Each time NAEP releases the results of a subject-level assessment, a portion of the items used in the assessment is released to the public via free online tools: the NAEP Questions Tool
and NAEP Item Maps
. NAEP assesses what our nation's students know and can do in various subjects at grades 4, 8, and 12. NAEP uses a variety of item formats, including multiple choice and constructed response.
NAEP items are developed to measure the NAEP subject-specific frameworks. The NAEP frameworks are guidelines that define subject-specific content and thinking skills needed by students to deal with the complex issues they encounter in and out of the classroom. They are devised through a development process that ensures they meet current educational requirements and be both forward thinking and responsive, balancing current teaching practices with research findings. They also provide a starting point for constructive conversations about high-quality educational standards and assessments. The NAEP frameworks are not a set of standards and are designed to be independent from all other standards, curriculum and instructional approaches. Even though the NAEP frameworks are not aligned to any particular grade or content standards, the NAEP items are still a great resource for educators.
Educators can use NAEP items to supplement classroom instruction and to extend the level of instruction to include more complex exercises. NAEP items can also be used as models for using innovate and challenging assessment practices. Educators can use NAEP items and their corresponding scoring rubrics to construct their own items and improve the way they score student responses.
The NAEP Questions Tool
is a database of more than 3,000 multiple-choice and constructed-response items in 10 subject areas that were used on the NAEP assessments. Educators can search questions by subject, grade, and content area; view actual student responses; and create customized tests. You can bookmark questions for later use and create customized tests for your students to complete then compare their performance with that of the nation's students.
The NAEP Item Maps
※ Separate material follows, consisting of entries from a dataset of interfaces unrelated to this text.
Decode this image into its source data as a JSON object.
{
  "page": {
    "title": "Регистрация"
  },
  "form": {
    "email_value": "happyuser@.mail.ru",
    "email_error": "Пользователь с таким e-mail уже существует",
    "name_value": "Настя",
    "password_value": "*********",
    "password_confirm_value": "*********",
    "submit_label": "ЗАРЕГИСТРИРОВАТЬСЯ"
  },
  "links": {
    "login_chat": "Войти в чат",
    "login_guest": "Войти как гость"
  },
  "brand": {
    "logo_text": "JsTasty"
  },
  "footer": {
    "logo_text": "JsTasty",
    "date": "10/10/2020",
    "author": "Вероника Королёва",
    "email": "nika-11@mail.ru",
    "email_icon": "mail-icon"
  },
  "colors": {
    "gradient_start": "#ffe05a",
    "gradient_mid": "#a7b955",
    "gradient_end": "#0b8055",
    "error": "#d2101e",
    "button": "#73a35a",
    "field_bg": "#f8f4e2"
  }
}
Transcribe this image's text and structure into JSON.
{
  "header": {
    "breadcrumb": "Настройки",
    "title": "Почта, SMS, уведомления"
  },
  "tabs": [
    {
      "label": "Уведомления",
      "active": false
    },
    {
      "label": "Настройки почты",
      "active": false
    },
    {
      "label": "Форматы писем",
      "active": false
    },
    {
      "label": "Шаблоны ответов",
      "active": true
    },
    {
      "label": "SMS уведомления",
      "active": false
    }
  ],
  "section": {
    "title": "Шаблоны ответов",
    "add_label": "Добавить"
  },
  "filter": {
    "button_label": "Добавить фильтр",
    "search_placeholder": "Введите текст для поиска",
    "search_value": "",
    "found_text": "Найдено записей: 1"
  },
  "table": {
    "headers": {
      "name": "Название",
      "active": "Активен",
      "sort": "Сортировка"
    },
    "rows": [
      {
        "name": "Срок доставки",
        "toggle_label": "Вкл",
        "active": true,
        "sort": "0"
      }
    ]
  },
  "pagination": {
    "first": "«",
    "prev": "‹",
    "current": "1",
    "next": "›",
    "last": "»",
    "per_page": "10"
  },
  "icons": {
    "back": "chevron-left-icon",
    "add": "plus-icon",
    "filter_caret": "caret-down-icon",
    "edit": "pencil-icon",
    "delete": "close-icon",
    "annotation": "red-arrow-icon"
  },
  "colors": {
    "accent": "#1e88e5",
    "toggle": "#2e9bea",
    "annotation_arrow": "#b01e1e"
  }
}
are tools that help answer the question, "What does it mean for students to be at each NAEP achievement level in terms of what they know and can do?" This is done by plotting question descriptions along the NAEP scale. Where the item is plotted on the scale indicates a dividing line: students who score above this position are likely to answer the question correctly, while those who score below are less likely to do so.